Collected data entries
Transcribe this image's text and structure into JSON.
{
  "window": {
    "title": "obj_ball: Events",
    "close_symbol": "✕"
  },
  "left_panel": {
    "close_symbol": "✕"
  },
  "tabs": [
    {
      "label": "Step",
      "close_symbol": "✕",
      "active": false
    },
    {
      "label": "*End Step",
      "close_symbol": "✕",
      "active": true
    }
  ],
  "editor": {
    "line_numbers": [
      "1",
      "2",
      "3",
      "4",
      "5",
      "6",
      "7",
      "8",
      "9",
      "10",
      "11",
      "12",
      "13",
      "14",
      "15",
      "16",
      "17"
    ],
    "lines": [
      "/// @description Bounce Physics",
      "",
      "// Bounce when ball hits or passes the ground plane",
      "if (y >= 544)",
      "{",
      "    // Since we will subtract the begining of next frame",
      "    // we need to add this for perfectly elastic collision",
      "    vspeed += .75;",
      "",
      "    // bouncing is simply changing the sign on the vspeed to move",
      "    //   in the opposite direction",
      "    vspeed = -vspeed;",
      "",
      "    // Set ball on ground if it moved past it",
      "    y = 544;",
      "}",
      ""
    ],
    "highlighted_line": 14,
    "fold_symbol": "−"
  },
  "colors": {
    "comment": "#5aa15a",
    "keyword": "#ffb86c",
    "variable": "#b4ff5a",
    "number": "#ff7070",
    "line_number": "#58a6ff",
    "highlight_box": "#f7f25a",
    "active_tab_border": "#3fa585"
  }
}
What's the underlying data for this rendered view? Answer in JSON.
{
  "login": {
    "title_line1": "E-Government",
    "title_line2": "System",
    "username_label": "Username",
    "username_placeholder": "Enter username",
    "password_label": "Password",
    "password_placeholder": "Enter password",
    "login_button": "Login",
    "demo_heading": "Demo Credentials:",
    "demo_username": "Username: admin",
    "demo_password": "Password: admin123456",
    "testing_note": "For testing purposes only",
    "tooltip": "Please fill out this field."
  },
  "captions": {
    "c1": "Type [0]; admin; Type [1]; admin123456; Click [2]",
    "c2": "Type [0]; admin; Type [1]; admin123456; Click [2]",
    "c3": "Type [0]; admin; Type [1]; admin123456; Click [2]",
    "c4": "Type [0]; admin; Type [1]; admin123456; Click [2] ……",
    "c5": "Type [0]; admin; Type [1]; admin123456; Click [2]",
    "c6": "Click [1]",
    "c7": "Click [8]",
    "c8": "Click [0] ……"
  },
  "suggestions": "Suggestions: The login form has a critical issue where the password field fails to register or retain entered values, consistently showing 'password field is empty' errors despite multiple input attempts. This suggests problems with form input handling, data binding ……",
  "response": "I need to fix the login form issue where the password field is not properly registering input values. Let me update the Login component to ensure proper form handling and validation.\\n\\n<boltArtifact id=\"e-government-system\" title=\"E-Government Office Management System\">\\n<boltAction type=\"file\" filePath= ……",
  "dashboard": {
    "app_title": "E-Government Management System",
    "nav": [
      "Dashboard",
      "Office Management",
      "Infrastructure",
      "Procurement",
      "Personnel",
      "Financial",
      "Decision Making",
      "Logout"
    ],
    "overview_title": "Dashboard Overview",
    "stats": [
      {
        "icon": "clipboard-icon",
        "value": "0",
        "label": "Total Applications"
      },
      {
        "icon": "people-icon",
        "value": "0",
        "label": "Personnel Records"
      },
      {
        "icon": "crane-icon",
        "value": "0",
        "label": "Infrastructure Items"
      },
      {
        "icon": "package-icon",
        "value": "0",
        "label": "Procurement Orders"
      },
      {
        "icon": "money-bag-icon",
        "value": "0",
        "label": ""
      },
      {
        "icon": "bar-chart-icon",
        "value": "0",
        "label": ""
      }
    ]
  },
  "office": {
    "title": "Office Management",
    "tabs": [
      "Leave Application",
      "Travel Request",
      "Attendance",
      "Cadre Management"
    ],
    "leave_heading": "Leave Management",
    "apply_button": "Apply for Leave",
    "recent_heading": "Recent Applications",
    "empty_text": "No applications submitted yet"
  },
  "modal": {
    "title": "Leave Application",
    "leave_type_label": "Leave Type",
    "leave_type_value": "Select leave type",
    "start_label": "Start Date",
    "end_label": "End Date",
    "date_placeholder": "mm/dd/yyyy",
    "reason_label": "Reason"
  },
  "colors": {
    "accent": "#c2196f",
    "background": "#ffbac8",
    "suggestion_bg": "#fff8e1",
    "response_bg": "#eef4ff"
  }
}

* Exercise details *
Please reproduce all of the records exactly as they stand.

* Written solution *
Transcribe this image's text and structure into JSON.
{
  "window": {
    "title": "obj_ball: Events",
    "close_symbol": "✕"
  },
  "left_panel": {
    "close_symbol": "✕"
  },
  "tabs": [
    {
      "label": "Step",
      "close_symbol": "✕",
      "active": false
    },
    {
      "label": "*End Step",
      "close_symbol": "✕",
      "active": true
    }
  ],
  "editor": {
    "line_numbers": [
      "1",
      "2",
      "3",
      "4",
      "5",
      "6",
      "7",
      "8",
      "9",
      "10",
      "11",
      "12",
      "13",
      "14",
      "15",
      "16",
      "17"
    ],
    "lines": [
      "/// @description Bounce Physics",
      "",
      "// Bounce when ball hits or passes the ground plane",
      "if (y >= 544)",
      "{",
      "    // Since we will subtract the begining of next frame",
      "    // we need to add this for perfectly elastic collision",
      "    vspeed += .75;",
      "",
      "    // bouncing is simply changing the sign on the vspeed to move",
      "    //   in the opposite direction",
      "    vspeed = -vspeed;",
      "",
      "    // Set ball on ground if it moved past it",
      "    y = 544;",
      "}",
      ""
    ],
    "highlighted_line": 14,
    "fold_symbol": "−"
  },
  "colors": {
    "comment": "#5aa15a",
    "keyword": "#ffb86c",
    "variable": "#b4ff5a",
    "number": "#ff7070",
    "line_number": "#58a6ff",
    "highlight_box": "#f7f25a",
    "active_tab_border": "#3fa585"
  }
}
What's the underlying data for this rendered view? Answer in JSON.
{
  "login": {
    "title_line1": "E-Government",
    "title_line2": "System",
    "username_label": "Username",
    "username_placeholder": "Enter username",
    "password_label": "Password",
    "password_placeholder": "Enter password",
    "login_button": "Login",
    "demo_heading": "Demo Credentials:",
    "demo_username": "Username: admin",
    "demo_password": "Password: admin123456",
    "testing_note": "For testing purposes only",
    "tooltip": "Please fill out this field."
  },
  "captions": {
    "c1": "Type [0]; admin; Type [1]; admin123456; Click [2]",
    "c2": "Type [0]; admin; Type [1]; admin123456; Click [2]",
    "c3": "Type [0]; admin; Type [1]; admin123456; Click [2]",
    "c4": "Type [0]; admin; Type [1]; admin123456; Click [2] ……",
    "c5": "Type [0]; admin; Type [1]; admin123456; Click [2]",
    "c6": "Click [1]",
    "c7": "Click [8]",
    "c8": "Click [0] ……"
  },
  "suggestions": "Suggestions: The login form has a critical issue where the password field fails to register or retain entered values, consistently showing 'password field is empty' errors despite multiple input attempts. This suggests problems with form input handling, data binding ……",
  "response": "I need to fix the login form issue where the password field is not properly registering input values. Let me update the Login component to ensure proper form handling and validation.\\n\\n<boltArtifact id=\"e-government-system\" title=\"E-Government Office Management System\">\\n<boltAction type=\"file\" filePath= ……",
  "dashboard": {
    "app_title": "E-Government Management System",
    "nav": [
      "Dashboard",
      "Office Management",
      "Infrastructure",
      "Procurement",
      "Personnel",
      "Financial",
      "Decision Making",
      "Logout"
    ],
    "overview_title": "Dashboard Overview",
    "stats": [
      {
        "icon": "clipboard-icon",
        "value": "0",
        "label": "Total Applications"
      },
      {
        "icon": "people-icon",
        "value": "0",
        "label": "Personnel Records"
      },
      {
        "icon": "crane-icon",
        "value": "0",
        "label": "Infrastructure Items"
      },
      {
        "icon": "package-icon",
        "value": "0",
        "label": "Procurement Orders"
      },
      {
        "icon": "money-bag-icon",
        "value": "0",
        "label": ""
      },
      {
        "icon": "bar-chart-icon",
        "value": "0",
        "label": ""
      }
    ]
  },
  "office": {
    "title": "Office Management",
    "tabs": [
      "Leave Application",
      "Travel Request",
      "Attendance",
      "Cadre Management"
    ],
    "leave_heading": "Leave Management",
    "apply_button": "Apply for Leave",
    "recent_heading": "Recent Applications",
    "empty_text": "No applications submitted yet"
  },
  "modal": {
    "title": "Leave Application",
    "leave_type_label": "Leave Type",
    "leave_type_value": "Select leave type",
    "start_label": "Start Date",
    "end_label": "End Date",
    "date_placeholder": "mm/dd/yyyy",
    "reason_label": "Reason"
  },
  "colors": {
    "accent": "#c2196f",
    "background": "#ffbac8",
    "suggestion_bg": "#fff8e1",
    "response_bg": "#eef4ff"
  }
}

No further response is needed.